Here are 6 plant-based foods that contain high amounts of zinc:
- Pumpkin seeds 2 ounces of pumpkin seeds contain about 4.2 mg of zinc
- Cashews 2 ounces of cashews contain about 3.4 mg of zinc
- Baked beans 1/2 cup of baked beans contains about 1.75 mg of zinc
- Dark chocolate 1 ounce of chocolate contains about .9 mg of zinc
- Fortified oats 1 serving of fortified oats includes about 1 mg of zinc
- Chickpeas ½ cup of chickpeas contains about 1.25 mg of zinc
How to Maximize Zinc Absorption
Zinc absorption is affected by many factors. First, protein supports zinc absorption, so it is a good idea to eat zinc along with this macronutrient. Zinc absorption can also be inhibited by phytates, a compound present in many legumes, nuts and seeds. It can be helpful to soak, sprout or cook these foods to support better absorption.
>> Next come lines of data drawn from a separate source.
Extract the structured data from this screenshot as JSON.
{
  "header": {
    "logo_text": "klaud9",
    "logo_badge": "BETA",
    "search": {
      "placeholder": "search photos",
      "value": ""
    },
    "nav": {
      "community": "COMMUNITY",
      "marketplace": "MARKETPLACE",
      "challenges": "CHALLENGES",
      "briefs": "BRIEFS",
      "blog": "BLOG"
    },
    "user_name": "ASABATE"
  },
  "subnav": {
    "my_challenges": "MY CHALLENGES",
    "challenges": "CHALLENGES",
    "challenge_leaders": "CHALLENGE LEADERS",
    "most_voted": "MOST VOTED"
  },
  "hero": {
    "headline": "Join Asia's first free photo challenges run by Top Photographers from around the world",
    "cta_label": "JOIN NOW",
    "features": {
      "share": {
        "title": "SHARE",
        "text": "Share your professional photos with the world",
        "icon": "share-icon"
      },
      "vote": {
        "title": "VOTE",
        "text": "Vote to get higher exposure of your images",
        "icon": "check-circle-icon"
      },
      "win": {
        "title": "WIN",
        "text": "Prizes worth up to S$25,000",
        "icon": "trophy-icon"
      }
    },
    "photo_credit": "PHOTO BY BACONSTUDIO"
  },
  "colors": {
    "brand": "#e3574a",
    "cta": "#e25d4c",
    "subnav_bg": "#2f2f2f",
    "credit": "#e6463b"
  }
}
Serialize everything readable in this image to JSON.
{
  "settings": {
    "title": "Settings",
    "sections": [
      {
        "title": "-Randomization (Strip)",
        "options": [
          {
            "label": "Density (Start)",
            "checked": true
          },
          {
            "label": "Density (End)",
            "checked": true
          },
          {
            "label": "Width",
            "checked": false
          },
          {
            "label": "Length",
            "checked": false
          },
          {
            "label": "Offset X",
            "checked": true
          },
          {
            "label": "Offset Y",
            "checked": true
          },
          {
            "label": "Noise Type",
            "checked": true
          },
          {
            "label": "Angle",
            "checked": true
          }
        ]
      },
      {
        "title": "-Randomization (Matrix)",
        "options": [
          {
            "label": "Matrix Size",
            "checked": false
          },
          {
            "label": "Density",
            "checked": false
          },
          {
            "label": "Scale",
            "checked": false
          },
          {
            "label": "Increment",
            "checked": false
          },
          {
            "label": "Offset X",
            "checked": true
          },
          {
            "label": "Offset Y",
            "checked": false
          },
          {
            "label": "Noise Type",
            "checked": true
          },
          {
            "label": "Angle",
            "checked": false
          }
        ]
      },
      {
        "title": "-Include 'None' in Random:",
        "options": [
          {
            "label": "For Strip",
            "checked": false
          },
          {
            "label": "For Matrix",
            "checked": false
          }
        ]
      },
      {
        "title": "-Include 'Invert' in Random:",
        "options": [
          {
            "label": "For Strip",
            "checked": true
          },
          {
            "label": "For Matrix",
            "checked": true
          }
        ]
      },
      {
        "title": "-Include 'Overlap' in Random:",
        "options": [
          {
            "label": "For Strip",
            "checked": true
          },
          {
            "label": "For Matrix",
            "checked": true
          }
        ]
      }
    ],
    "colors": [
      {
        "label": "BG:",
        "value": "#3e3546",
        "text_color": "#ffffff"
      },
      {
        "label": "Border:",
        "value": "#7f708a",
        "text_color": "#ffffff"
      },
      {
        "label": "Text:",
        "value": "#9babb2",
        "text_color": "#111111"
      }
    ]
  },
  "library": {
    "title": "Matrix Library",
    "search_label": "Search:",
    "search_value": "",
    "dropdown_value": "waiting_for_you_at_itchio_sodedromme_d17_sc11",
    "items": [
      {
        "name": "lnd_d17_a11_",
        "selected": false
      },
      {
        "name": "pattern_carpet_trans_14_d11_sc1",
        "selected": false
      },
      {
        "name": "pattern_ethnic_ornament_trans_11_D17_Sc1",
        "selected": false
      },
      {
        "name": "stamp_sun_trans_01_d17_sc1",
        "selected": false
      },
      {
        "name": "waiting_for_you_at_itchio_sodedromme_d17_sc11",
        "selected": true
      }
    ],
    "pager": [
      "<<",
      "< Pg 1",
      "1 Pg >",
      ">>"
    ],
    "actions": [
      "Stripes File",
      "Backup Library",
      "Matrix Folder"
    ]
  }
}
Eating garlic and/or onion with your zinc-containing plant foods can also increase their absorption.
If you are a vegetarian, you may want to speak with your health provider about increasing your zinc consumption. If you are taking zinc in supplement form, zinc picolinate, zinc citrate, zinc acetate, zinc glycerate, and zinc monomethionine are considered the most easy to absorb. When purchasing supplements, it is important to purchase from a trusted source that creates high-quality supplements. Always check with a doctor before starting any supplementation program, especially if you live with a condition or are taking medication. There are known contraindications for zinc supplements. Additionally, zinc can be toxic if consumed in too large of doses.
Making healthy lifestyle choices is the most important thing you can do for your immune system. Getting enough sleep, exercise, sunshine, and nutrients from real whole foods is key. As for the mineral discussed above, zinc is important for our bodies year round, whether there is a pandemic or not. This mineral is important for our immune system, brain health, growth and development, and reproductive health. Although it is uncommon for US citizens to be deficient in zinc, the benefits of making sure you get enough zinc for your body to properly use and protect you is something you should prioritize.